Notice how this method of organizing your thoughts can be applied to your creative writing. How many times have we heard “Show, don’t tell,” or “What is at stake for this character?” or “What does this character believe?” maybe even “What’s the point?”
Writing intently, giving concrete description, sprinkling analysis that follows from the text (not adding authorial conjecture), and giving your characters a chance to state what they believe or what they will do next time, are effective methods of story telling.
Notice the Experiential Learning Cycle in this next example:
Kathrine was a three-legged cat. She loved to go to the park. It had been a while since she went to one. “Parks are the best,” she said. “Tomorrow, I will go to the park.”
Ok, this is a silly example. But notice how the first sentence doesn’t involve any analysis (not that she’s a sad kitty, a lonely kitty, a hurt kitty; these are assumptions one could make about a three-legged cat, sure, but not concrete description). Since the first sentence doesn’t state any analysis, it allows the reader to form her opinions. Once the reader is grounded in concrete reality and her own opinion, now the next sentence can add an internal dimension to the story, analysis. We aren’t shown that Kathrine love the park, only told that she does. Were we inclined to continue the description in-action, we could have written “She gazed at the frayed edges of a post card depicting Washington Square Park, and imagined herself there.” That might have alluded to her love of parks, even alluded to her putting off a park visit (“frayed edges”). The following sentence: is it description or analysis? One might assume because time is given, it’s objective description. But the fact that we’ve written “been a while since” gives it airs of analysis. No concrete specific time is given, so this sentence is analysis. Note the difference in this descriptive sentence: “It had been three years, four months, two weeks and five days, since Katherine’s last visit to the park.” With it we were able to provide precise temporarily, while still hinting at Kathrine’s feelings, without dictating as an author with a simple “It had been a while since.”

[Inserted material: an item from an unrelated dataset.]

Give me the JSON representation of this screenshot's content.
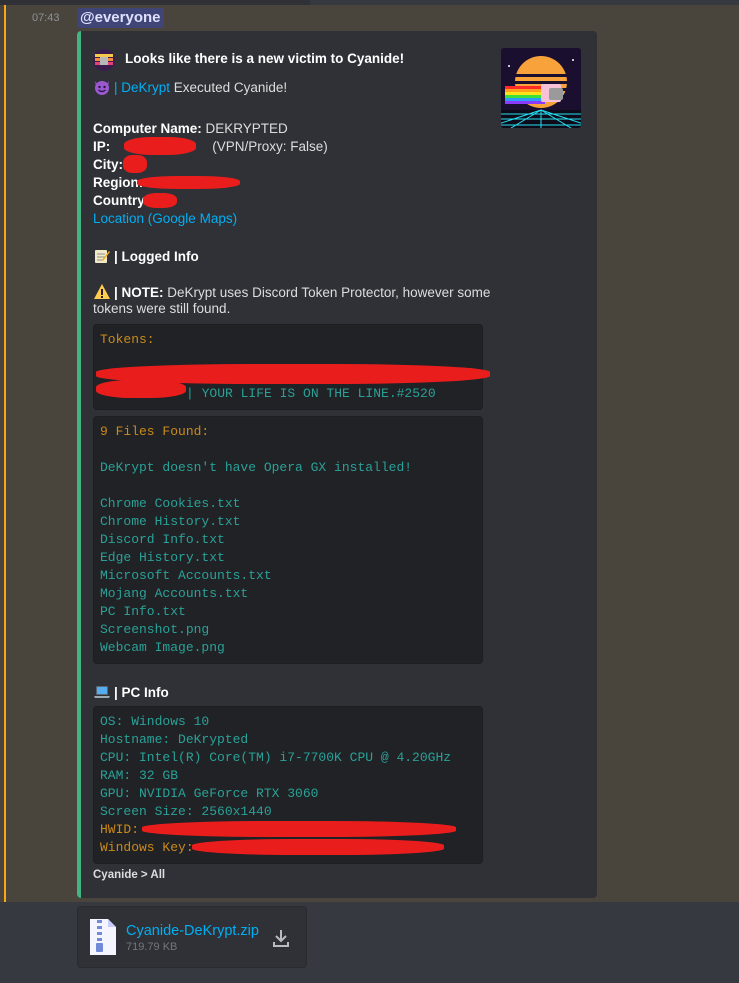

The next to sentences are “Generalization,” and “Plan of action,” and they follow the Experiential learning cycle. As you’ll have gathered, modern prose seems to prefer strict “description”-based writing (“Show, don’t tell.”). But an agile write will recognize, and utilize all four modes of writing.
Can you write a four to six sentence story, using all four of the Experiential Learning Cycle modes? Write it in the comments below.
Even better, do you have a moment in your life that spirals you downward? Try writing concrete description (difficult, but not impossible), and only then adding your analysis to it. Add your generalizations and truisms about life as a third step, to guide you toward a fourth and final step out of your depression.